#### WHAT THE TASK ASKS:
Each line below that includes "system" counts once; report the total and nothing more.

━━━━━ EXERCISE MATERIAL ━━━━━

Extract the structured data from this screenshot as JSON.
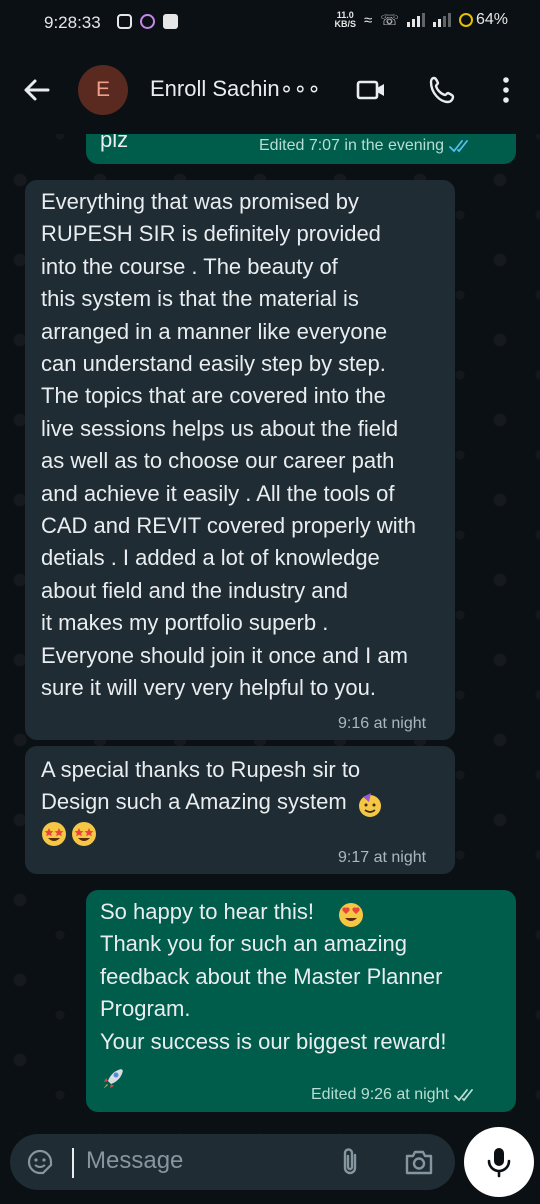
{
  "status_bar": {
    "time": "9:28:33",
    "net_speed_top": "11.0",
    "net_speed_unit": "KB/S",
    "battery": "64%"
  },
  "header": {
    "avatar_letter": "E",
    "contact_name": "Enroll Sachin∘∘∘",
    "icons": [
      "back-arrow-icon",
      "video-call-icon",
      "phone-icon",
      "more-options-icon"
    ]
  },
  "messages": [
    {
      "direction": "outgoing",
      "text": "plz",
      "meta": "Edited 7:07 in the evening",
      "status": "read"
    },
    {
      "direction": "incoming",
      "text": "Everything that was promised by\nRUPESH SIR is definitely provided\ninto the course . The beauty of\nthis system is that the material is\narranged in a manner like everyone\ncan understand easily step by step.\nThe topics that are covered into the\nlive sessions helps us about the field\nas well as to choose our career path\nand achieve it easily . All the  tools  of\nCAD and REVIT covered properly with\ndetials . I added a lot of knowledge\nabout field and the industry and\nit makes my portfolio superb .\nEveryone should join it once and I am\nsure it will very very helpful to you.",
      "meta": "9:16 at night"
    },
    {
      "direction": "incoming",
      "text": "A special thanks to Rupesh sir to\nDesign such a Amazing system",
      "emojis": [
        "partying-face",
        "star-struck",
        "star-struck"
      ],
      "meta": "9:17 at night"
    },
    {
      "direction": "outgoing",
      "text": "So happy to hear this!\nThank you for such an amazing\nfeedback about the Master Planner\nProgram.\nYour success is our biggest reward!",
      "emojis": [
        "heart-eyes",
        "rocket"
      ],
      "meta": "Edited 9:26 at night",
      "status": "delivered"
    }
  ],
  "input": {
    "placeholder": "Message"
  },
  "colors": {
    "background": "#0b1014",
    "incoming_bubble": "#1f2c33",
    "outgoing_bubble": "#005c4b",
    "read_tick": "#53bdeb",
    "text": "#e9edef"
  }
}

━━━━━

#### RESPONSE TO THIS EXERCISE:
2